San Jose had Wednesday night off, but former Sharks goaltender Evgeni Nabokov didn’t. The popular goalie and current assistant coach for the San Jose Barracuda entered the San Jose Sports Hall of Fame. The Sharks’ lone Calder Trophy winner, Nabokov holds most of the meaningful Sharks goaltending records.

Also on Wednesday, former Sharks defenseman Paul Martin decided to call it a career. Martin was sometimes known as the ‘Burns whisperer’ for his complementary play alongside the uber-talented but unpredictable Brent Burns.

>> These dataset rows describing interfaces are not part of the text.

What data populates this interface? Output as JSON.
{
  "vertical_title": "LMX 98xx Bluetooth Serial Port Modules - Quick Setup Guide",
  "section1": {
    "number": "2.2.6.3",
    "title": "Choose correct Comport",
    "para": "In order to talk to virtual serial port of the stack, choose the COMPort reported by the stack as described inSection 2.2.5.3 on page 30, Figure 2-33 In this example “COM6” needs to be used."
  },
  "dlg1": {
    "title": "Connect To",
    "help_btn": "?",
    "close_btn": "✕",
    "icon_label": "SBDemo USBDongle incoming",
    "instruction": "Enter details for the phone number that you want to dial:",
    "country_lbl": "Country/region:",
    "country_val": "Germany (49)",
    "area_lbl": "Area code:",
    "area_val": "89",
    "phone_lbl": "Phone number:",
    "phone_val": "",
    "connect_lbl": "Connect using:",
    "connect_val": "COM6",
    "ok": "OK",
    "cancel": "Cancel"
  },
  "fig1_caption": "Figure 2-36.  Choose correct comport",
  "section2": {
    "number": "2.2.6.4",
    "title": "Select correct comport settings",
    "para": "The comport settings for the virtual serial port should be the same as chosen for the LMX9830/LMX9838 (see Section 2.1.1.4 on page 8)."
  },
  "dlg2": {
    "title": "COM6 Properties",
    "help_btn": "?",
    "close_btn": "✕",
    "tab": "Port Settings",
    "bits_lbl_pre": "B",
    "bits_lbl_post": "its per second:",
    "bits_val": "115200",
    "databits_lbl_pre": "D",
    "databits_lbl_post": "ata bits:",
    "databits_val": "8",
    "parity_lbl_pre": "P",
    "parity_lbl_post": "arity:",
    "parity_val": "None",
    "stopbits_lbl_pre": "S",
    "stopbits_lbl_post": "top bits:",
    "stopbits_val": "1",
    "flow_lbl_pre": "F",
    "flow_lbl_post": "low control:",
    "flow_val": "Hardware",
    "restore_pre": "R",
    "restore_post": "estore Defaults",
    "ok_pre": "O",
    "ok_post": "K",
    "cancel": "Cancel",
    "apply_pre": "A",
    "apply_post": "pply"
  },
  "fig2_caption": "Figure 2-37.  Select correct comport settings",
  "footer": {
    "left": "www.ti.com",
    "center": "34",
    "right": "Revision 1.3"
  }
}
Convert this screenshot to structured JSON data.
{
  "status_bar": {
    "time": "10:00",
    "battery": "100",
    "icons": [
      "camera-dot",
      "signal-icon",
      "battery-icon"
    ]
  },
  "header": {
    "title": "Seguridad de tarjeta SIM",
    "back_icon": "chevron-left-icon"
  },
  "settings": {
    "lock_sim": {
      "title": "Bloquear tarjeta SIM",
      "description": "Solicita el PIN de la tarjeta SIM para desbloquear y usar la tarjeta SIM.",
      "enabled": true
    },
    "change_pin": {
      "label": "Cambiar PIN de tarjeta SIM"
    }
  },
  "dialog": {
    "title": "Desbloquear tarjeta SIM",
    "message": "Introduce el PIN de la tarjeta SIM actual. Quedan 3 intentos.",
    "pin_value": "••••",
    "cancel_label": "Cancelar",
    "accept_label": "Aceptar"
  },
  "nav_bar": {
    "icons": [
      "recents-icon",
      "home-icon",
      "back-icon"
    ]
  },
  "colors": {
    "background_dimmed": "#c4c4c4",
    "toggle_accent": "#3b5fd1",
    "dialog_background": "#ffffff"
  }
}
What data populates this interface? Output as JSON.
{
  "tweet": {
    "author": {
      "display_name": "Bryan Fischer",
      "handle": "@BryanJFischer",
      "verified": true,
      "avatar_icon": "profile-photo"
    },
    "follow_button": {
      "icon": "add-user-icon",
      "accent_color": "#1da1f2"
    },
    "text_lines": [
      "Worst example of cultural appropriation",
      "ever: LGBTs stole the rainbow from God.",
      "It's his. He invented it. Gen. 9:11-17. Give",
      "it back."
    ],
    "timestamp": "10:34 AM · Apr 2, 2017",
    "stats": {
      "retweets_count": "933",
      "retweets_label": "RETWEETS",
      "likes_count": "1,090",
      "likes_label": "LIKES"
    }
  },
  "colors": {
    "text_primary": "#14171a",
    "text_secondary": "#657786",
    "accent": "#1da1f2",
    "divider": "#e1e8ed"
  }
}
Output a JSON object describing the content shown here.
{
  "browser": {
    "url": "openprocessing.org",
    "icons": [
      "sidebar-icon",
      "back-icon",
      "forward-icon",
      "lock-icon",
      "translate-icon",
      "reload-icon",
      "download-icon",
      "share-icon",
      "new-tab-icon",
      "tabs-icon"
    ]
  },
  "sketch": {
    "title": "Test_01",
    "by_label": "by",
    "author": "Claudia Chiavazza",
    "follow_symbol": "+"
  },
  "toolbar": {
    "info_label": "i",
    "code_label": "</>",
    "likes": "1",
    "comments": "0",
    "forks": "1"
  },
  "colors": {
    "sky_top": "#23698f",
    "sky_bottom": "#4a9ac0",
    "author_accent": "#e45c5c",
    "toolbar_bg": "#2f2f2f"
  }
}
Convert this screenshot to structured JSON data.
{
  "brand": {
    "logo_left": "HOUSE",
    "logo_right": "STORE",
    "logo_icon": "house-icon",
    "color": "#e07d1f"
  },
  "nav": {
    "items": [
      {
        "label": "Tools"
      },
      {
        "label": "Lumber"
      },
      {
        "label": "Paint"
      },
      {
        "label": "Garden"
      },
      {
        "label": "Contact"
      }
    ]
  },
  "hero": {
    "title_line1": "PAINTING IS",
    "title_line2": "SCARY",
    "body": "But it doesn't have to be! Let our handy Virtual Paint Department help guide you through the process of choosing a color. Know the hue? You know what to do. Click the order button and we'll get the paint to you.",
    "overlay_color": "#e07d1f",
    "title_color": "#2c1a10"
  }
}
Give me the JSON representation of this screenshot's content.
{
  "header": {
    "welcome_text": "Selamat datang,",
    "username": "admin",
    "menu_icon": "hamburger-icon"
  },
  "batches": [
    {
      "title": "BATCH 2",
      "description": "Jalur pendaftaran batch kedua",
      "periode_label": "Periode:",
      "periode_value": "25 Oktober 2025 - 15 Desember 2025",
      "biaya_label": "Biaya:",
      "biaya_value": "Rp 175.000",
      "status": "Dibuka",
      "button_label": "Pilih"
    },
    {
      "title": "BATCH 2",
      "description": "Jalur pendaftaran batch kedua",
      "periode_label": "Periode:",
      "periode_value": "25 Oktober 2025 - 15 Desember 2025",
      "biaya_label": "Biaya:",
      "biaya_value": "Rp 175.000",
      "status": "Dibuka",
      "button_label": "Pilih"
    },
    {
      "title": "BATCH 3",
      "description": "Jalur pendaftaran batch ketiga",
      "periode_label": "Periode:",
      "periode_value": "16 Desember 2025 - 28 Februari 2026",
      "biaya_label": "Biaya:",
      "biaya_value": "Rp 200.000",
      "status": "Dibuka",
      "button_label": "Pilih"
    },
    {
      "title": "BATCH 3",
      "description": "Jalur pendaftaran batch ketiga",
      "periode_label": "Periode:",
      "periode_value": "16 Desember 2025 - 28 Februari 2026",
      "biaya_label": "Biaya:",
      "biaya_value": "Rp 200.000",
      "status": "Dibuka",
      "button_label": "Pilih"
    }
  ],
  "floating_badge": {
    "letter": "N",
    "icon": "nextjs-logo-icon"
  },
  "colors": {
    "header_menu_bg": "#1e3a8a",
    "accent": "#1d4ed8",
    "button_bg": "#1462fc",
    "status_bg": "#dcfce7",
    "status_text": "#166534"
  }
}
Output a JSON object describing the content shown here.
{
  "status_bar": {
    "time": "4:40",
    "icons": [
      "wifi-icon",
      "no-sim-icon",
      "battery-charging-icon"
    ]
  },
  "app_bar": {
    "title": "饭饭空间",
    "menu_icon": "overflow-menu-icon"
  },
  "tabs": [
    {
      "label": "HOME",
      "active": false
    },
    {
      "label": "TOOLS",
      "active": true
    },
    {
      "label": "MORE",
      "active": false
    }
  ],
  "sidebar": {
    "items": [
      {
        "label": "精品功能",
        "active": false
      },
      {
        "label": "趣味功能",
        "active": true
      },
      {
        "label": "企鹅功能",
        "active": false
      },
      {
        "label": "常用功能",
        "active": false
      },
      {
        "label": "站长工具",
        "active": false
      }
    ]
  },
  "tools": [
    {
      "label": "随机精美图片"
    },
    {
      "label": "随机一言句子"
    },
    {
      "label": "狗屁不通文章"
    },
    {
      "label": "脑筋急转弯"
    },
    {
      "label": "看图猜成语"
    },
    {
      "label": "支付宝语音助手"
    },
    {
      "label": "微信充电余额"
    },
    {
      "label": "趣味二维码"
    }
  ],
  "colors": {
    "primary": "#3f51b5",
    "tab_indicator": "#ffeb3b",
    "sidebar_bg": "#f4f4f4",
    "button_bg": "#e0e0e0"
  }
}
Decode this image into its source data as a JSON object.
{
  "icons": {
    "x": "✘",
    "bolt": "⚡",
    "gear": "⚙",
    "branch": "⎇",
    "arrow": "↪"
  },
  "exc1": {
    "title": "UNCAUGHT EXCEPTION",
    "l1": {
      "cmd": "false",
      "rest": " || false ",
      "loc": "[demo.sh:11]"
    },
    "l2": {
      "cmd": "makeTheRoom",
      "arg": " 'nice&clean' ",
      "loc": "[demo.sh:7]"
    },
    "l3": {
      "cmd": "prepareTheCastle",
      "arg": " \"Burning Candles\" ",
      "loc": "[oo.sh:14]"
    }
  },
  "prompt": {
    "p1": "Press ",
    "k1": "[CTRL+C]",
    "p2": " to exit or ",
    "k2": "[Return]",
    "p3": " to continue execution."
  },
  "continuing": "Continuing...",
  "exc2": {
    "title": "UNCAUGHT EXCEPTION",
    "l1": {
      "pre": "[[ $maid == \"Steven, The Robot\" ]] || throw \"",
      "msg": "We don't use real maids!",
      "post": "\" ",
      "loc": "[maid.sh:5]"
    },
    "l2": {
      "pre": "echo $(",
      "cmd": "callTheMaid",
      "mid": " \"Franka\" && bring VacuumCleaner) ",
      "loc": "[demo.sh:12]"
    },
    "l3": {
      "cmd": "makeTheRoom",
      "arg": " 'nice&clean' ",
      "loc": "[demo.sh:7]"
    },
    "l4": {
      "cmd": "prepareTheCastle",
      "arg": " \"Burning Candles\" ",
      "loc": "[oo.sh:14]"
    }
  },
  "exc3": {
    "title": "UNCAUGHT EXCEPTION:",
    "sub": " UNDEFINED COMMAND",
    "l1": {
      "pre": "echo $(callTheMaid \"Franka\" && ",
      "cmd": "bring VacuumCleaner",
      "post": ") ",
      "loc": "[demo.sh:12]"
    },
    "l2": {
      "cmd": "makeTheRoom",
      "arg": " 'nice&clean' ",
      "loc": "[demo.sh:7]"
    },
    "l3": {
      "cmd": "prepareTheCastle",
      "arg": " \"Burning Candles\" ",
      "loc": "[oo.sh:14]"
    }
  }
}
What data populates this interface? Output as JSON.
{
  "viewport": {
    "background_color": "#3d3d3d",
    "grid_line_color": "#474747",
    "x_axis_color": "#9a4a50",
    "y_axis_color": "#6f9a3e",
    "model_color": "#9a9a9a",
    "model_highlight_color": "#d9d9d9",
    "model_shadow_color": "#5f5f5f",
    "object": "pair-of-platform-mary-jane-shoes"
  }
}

His deal proved expensive to the Sharks. He signed a four-year, $19.4 million contract as a free agent in 2015. In the first two years, he lived up to the deal, playing a key role in Burns’ Norris Trophy win as the league’s premier defenseman. Martin also had a key role in helping the Sharks to reach their first ever Stanley Cup Final. Alas, the last two seasons of Martin’s deal proved problematic. He was limited to just 14 games in the 2017-18 regular season, the third season under contract. Martin was bought out of the fourth year of his contract over the summer.

His last NHL shift is exactly the sort of ‘low note’ no player wants to leave on. He and Burns botched a break by Vegas in overtime of Game 3 of the 2018 Western Conference Semifinals, resulting in a Vegas win and Martin’s benching for the rest of the series, which became the rest of the season, which eventually became the rest of his career. The buyout means the Sharks did save a bit on the total contract. Ultimately, Martin earned about $18 million for what amounted to two full seasons and a very limited third season.

Sharks Thursday

Thursday was the story of the one that got away. And the other one that got away. Patrick Marleau left the Sharks, where’ he’d been for 20 years, for the Toronto Maple Leafs in 2017. He returned to San Jose and received a huge ovation last season. But Marleau wasn’t the only one who got away. The Sharks pursued John Tavares intently over an extended period. They reserved cap space for him a year in advance and had a built-in role for the elite centerman. Alas, Tavares entered free agency and chose Toronto as his destination, with the Sharks apparently finishing third, which is to say they got nothing. Well, except the cap space remaining was sufficient to land Erik Karlsson, so there is that.

Patrick Marleau Maple Leafs
Patrick Marleau  (Amy Irvin / The Hockey Writers)

Last season’s game at the Shark Tank was dominated by the Sharks, especially on defense, though Toronto’s Auston Matthews was the best player on the ice. An injured Matthews didn’t make the game this season. This season’s game was an entertaining affair, but the Sharks defense from last season was nowhere in sight. The opening period was fun in a number of ways, and ended with a 3-2 Sharks lead. But over the next two periods, the Maple Leafs got a number of odd-man rushes and cashed in on three of them. It’s been a theme all season, giving up quick strike scores remains a major problem for the Sharks. So while the Sharks were able to put up a good shot volume, they got nothing more by Frederik Andersen and the result was a 5-3 Sharks loss.

There’s been a lot of excitement in Sharks Territory this week. Halfway through their six-game homestand and through some eventful moments this week, the Sharks sit atop their division, albeit not by much. Meanwhile, the other three Pacific Division playoff teams from last season hold the three spots at the bottom of the division. This season’s Sharks are a very much a work in progress. But at least they are a work in progress that doesn’t have to overcome a poor record and a slew of injuries.